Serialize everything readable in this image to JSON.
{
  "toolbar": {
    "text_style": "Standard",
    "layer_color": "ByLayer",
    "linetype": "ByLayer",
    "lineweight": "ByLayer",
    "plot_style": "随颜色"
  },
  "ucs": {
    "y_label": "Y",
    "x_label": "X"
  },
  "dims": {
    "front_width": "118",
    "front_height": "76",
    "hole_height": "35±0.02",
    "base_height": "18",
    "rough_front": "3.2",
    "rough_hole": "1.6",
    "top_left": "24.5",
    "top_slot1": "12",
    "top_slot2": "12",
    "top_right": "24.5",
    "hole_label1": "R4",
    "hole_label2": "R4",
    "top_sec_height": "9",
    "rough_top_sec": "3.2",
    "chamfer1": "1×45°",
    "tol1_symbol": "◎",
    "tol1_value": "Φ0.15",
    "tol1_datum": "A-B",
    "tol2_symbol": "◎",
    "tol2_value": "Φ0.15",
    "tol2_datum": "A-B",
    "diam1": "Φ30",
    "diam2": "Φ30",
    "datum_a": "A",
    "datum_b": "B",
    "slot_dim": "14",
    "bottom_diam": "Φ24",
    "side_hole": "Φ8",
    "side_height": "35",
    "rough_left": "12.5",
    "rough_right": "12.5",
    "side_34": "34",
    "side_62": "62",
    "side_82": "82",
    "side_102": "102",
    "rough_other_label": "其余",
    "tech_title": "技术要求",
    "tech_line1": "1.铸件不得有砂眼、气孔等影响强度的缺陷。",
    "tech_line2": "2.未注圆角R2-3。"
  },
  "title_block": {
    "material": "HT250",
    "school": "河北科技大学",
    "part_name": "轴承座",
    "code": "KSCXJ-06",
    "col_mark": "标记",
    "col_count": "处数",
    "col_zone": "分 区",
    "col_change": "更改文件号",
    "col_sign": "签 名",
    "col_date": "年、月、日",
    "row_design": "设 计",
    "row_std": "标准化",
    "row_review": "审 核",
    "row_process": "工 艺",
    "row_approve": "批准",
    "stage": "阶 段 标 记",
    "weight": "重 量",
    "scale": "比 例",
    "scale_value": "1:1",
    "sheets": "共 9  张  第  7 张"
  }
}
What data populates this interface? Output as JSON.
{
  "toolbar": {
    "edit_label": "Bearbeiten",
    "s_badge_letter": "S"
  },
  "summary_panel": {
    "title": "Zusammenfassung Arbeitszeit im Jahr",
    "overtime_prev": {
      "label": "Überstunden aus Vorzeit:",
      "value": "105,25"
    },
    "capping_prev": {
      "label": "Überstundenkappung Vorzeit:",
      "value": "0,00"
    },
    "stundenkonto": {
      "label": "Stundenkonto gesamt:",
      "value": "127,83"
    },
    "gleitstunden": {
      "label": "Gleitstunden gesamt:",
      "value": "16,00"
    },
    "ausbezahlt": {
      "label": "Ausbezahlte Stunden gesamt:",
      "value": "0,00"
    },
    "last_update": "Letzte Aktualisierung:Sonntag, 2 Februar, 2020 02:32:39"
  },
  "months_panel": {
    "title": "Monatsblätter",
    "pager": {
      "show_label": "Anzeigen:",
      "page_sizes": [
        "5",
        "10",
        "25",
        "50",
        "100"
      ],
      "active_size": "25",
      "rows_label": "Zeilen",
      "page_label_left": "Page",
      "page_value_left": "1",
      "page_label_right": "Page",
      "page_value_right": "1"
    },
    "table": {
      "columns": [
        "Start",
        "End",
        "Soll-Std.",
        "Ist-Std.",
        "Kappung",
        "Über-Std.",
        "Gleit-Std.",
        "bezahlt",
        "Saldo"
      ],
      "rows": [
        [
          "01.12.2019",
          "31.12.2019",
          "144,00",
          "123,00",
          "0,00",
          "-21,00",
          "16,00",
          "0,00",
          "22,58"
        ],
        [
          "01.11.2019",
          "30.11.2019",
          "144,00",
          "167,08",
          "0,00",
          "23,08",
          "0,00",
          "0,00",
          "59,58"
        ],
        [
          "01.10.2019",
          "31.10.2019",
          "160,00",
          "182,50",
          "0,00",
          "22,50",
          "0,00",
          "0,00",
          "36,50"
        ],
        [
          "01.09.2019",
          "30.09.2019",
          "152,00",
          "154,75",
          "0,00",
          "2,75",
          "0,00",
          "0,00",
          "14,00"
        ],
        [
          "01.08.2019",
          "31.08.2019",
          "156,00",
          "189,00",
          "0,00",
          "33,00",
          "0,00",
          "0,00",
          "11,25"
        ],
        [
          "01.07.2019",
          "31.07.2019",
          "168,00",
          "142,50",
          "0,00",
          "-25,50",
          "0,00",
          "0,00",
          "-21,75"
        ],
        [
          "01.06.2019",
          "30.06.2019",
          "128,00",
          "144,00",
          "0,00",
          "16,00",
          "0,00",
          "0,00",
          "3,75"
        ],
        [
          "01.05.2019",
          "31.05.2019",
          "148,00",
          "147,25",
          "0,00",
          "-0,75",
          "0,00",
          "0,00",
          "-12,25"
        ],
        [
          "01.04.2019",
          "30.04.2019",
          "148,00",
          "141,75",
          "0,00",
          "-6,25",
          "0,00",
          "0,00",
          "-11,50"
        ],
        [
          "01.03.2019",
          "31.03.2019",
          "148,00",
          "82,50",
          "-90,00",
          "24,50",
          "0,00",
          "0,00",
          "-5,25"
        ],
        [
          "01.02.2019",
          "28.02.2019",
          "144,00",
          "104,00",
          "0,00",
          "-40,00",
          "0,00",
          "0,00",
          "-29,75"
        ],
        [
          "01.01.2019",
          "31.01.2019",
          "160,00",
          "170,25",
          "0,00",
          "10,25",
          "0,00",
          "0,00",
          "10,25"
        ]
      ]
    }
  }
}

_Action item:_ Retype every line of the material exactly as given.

_Result for this task:_
Serialize everything readable in this image to JSON.
{
  "toolbar": {
    "text_style": "Standard",
    "layer_color": "ByLayer",
    "linetype": "ByLayer",
    "lineweight": "ByLayer",
    "plot_style": "随颜色"
  },
  "ucs": {
    "y_label": "Y",
    "x_label": "X"
  },
  "dims": {
    "front_width": "118",
    "front_height": "76",
    "hole_height": "35±0.02",
    "base_height": "18",
    "rough_front": "3.2",
    "rough_hole": "1.6",
    "top_left": "24.5",
    "top_slot1": "12",
    "top_slot2": "12",
    "top_right": "24.5",
    "hole_label1": "R4",
    "hole_label2": "R4",
    "top_sec_height": "9",
    "rough_top_sec": "3.2",
    "chamfer1": "1×45°",
    "tol1_symbol": "◎",
    "tol1_value": "Φ0.15",
    "tol1_datum": "A-B",
    "tol2_symbol": "◎",
    "tol2_value": "Φ0.15",
    "tol2_datum": "A-B",
    "diam1": "Φ30",
    "diam2": "Φ30",
    "datum_a": "A",
    "datum_b": "B",
    "slot_dim": "14",
    "bottom_diam": "Φ24",
    "side_hole": "Φ8",
    "side_height": "35",
    "rough_left": "12.5",
    "rough_right": "12.5",
    "side_34": "34",
    "side_62": "62",
    "side_82": "82",
    "side_102": "102",
    "rough_other_label": "其余",
    "tech_title": "技术要求",
    "tech_line1": "1.铸件不得有砂眼、气孔等影响强度的缺陷。",
    "tech_line2": "2.未注圆角R2-3。"
  },
  "title_block": {
    "material": "HT250",
    "school": "河北科技大学",
    "part_name": "轴承座",
    "code": "KSCXJ-06",
    "col_mark": "标记",
    "col_count": "处数",
    "col_zone": "分 区",
    "col_change": "更改文件号",
    "col_sign": "签 名",
    "col_date": "年、月、日",
    "row_design": "设 计",
    "row_std": "标准化",
    "row_review": "审 核",
    "row_process": "工 艺",
    "row_approve": "批准",
    "stage": "阶 段 标 记",
    "weight": "重 量",
    "scale": "比 例",
    "scale_value": "1:1",
    "sheets": "共 9  张  第  7 张"
  }
}
What data populates this interface? Output as JSON.
{
  "toolbar": {
    "edit_label": "Bearbeiten",
    "s_badge_letter": "S"
  },
  "summary_panel": {
    "title": "Zusammenfassung Arbeitszeit im Jahr",
    "overtime_prev": {
      "label": "Überstunden aus Vorzeit:",
      "value": "105,25"
    },
    "capping_prev": {
      "label": "Überstundenkappung Vorzeit:",
      "value": "0,00"
    },
    "stundenkonto": {
      "label": "Stundenkonto gesamt:",
      "value": "127,83"
    },
    "gleitstunden": {
      "label": "Gleitstunden gesamt:",
      "value": "16,00"
    },
    "ausbezahlt": {
      "label": "Ausbezahlte Stunden gesamt:",
      "value": "0,00"
    },
    "last_update": "Letzte Aktualisierung:Sonntag, 2 Februar, 2020 02:32:39"
  },
  "months_panel": {
    "title": "Monatsblätter",
    "pager": {
      "show_label": "Anzeigen:",
      "page_sizes": [
        "5",
        "10",
        "25",
        "50",
        "100"
      ],
      "active_size": "25",
      "rows_label": "Zeilen",
      "page_label_left": "Page",
      "page_value_left": "1",
      "page_label_right": "Page",
      "page_value_right": "1"
    },
    "table": {
      "columns": [
        "Start",
        "End",
        "Soll-Std.",
        "Ist-Std.",
        "Kappung",
        "Über-Std.",
        "Gleit-Std.",
        "bezahlt",
        "Saldo"
      ],
      "rows": [
        [
          "01.12.2019",
          "31.12.2019",
          "144,00",
          "123,00",
          "0,00",
          "-21,00",
          "16,00",
          "0,00",
          "22,58"
        ],
        [
          "01.11.2019",
          "30.11.2019",
          "144,00",
          "167,08",
          "0,00",
          "23,08",
          "0,00",
          "0,00",
          "59,58"
        ],
        [
          "01.10.2019",
          "31.10.2019",
          "160,00",
          "182,50",
          "0,00",
          "22,50",
          "0,00",
          "0,00",
          "36,50"
        ],
        [
          "01.09.2019",
          "30.09.2019",
          "152,00",
          "154,75",
          "0,00",
          "2,75",
          "0,00",
          "0,00",
          "14,00"
        ],
        [
          "01.08.2019",
          "31.08.2019",
          "156,00",
          "189,00",
          "0,00",
          "33,00",
          "0,00",
          "0,00",
          "11,25"
        ],
        [
          "01.07.2019",
          "31.07.2019",
          "168,00",
          "142,50",
          "0,00",
          "-25,50",
          "0,00",
          "0,00",
          "-21,75"
        ],
        [
          "01.06.2019",
          "30.06.2019",
          "128,00",
          "144,00",
          "0,00",
          "16,00",
          "0,00",
          "0,00",
          "3,75"
        ],
        [
          "01.05.2019",
          "31.05.2019",
          "148,00",
          "147,25",
          "0,00",
          "-0,75",
          "0,00",
          "0,00",
          "-12,25"
        ],
        [
          "01.04.2019",
          "30.04.2019",
          "148,00",
          "141,75",
          "0,00",
          "-6,25",
          "0,00",
          "0,00",
          "-11,50"
        ],
        [
          "01.03.2019",
          "31.03.2019",
          "148,00",
          "82,50",
          "-90,00",
          "24,50",
          "0,00",
          "0,00",
          "-5,25"
        ],
        [
          "01.02.2019",
          "28.02.2019",
          "144,00",
          "104,00",
          "0,00",
          "-40,00",
          "0,00",
          "0,00",
          "-29,75"
        ],
        [
          "01.01.2019",
          "31.01.2019",
          "160,00",
          "170,25",
          "0,00",
          "10,25",
          "0,00",
          "0,00",
          "10,25"
        ]
      ]
    }
  }
}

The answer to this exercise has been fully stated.